State funding for Medicaid fell an estimated 2.7 percent in fiscal 2010 as federal spending climbed 17.2 percent, according to the most recent poll by the National Association of State Budget Officers and National Governors Association. The survey suggests a sharp reversal of this trend, which stems from $87 billion in federal Medicaid relief for states under the 2009 economic stimulus bill, in fiscal 2011 as the funds are depleted. Governors' budget recommendations forecast a 7 percent increase in state Medicaid spending in 2011 as federal funds decline 1.7 percent, while Medicaid enrollment is anticipated to expand 5.4 percent in the coming year following an estimated 8.3 percent in 2010 and 6 percent growth in 2009. Thirty-two states slashed payments to Medicaid providers or intended to do so this year, while another 28 made similar proposals for fiscal 2011. Fifteen states proposed or implemented a freeze on payments in 2010, as did governors' 2011 budget recommendations for 20 states.
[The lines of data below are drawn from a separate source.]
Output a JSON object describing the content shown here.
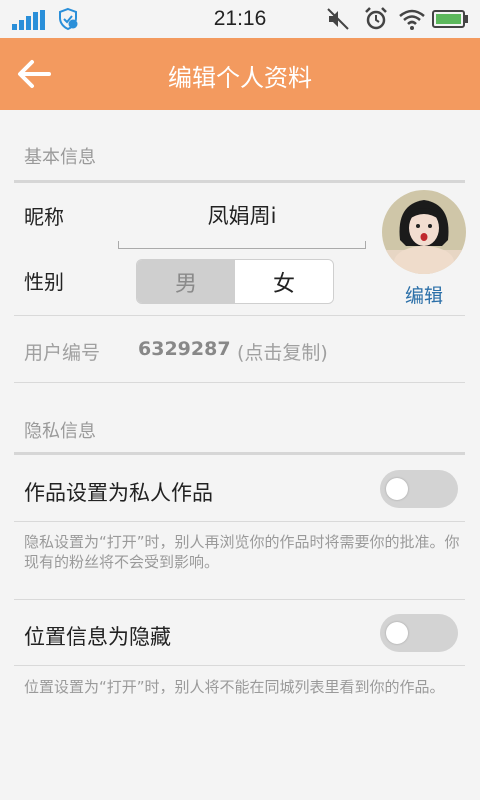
{
  "status_bar": {
    "time": "21:16",
    "icons": [
      "signal-icon",
      "shield-icon",
      "mute-icon",
      "alarm-icon",
      "wifi-icon",
      "battery-icon"
    ],
    "accent_color": "#2a8fd9"
  },
  "header": {
    "title": "编辑个人资料",
    "back_icon": "back-arrow-icon",
    "color": "#f39a5f"
  },
  "basic_info": {
    "section_title": "基本信息",
    "nickname_label": "昵称",
    "nickname_value": "凤娟周i",
    "gender_label": "性别",
    "gender_options": [
      "男",
      "女"
    ],
    "gender_selected": "女",
    "avatar_edit": "编辑",
    "user_id_label": "用户编号",
    "user_id_value": "6329287",
    "copy_hint": "(点击复制)"
  },
  "privacy_info": {
    "section_title": "隐私信息",
    "private_works": {
      "label": "作品设置为私人作品",
      "enabled": false,
      "note": "隐私设置为“打开”时，别人再浏览你的作品时将需要你的批准。你现有的粉丝将不会受到影响。"
    },
    "hide_location": {
      "label": "位置信息为隐藏",
      "enabled": false,
      "note": "位置设置为“打开”时，别人将不能在同城列表里看到你的作品。"
    }
  }
}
From the article of the same title
Modern Healthcare (06/04/10)
Web Link - Publication Homepage: Link to Full Text Unavailable| Return to Headlines

Technology and Device Trends

Platelet-rich Plasma Shows Effectiveness in the Treatment of Severe Achilles Tendinosis

Autologous platelet-rich plasma (PRP) can provide short-term patient satisfaction after its use in the treatment of severe Achilles tendinosis, according to research presented at EFORT Congress 2010 in Madrid. Researchers injected 4 cc of PRP into 27 patients who had failed an average 8 months of nonoperative management for severe Achilles tendinosis. Pretreatment American Orthopaedics Foot and Ankle Society scores averaged 34. After treatment, the patient’s average AOFAS scores improved to 84 at 1 month, 87 at 2 months, 88 at 3 months, and 92 at 6 months.

From the article of the same title
Ortho Supersite (06/03/10)
Web Link - May Require Free Registration| Return to Headlines

Post-Op Patients Tap Internet for Meds Monitoring

Patients recovering from congestive heart failure at Nyack Hospital in Nyack, N.Y., are being offered a telemonitoring system to help with medication compliance. The data collected from the system generates an e-diary of patient adherence to the prescribed drug regimen, allowing clinicians and physicians to monitor compliance at the patient or study group level. The eMedonline telemonitoring system is being tested at the hospital. Patients can opt into the program when they are released. They are provided their medication in smart-labeled packaging that includes a radio frequency identification tag, a wireless tag reader, and a cell phone. The reader turns the phone into a medication scanner. A mobile app on the phone schedules the medication and calls patients, providing prompts and a synthesized voice that tells them which medication to take and what it's for. The tag reader lets patients know they have the right bottle, and the phone transmits their responses to a database and to medical and clinical staff. Missed doses generate alerts to the medical team.

From the article of the same title
Internet Evolution (06/07/10) Grimm, Joe

Abstract News © Copyright 2010 INFORMATION, INC.
Powered by Information, Inc.

You have received this newsletter as a service of the American College of Foot and Ankle Surgeons. To change your email address, please click here. If you wish to unsubscribe click here.
June 16, 2010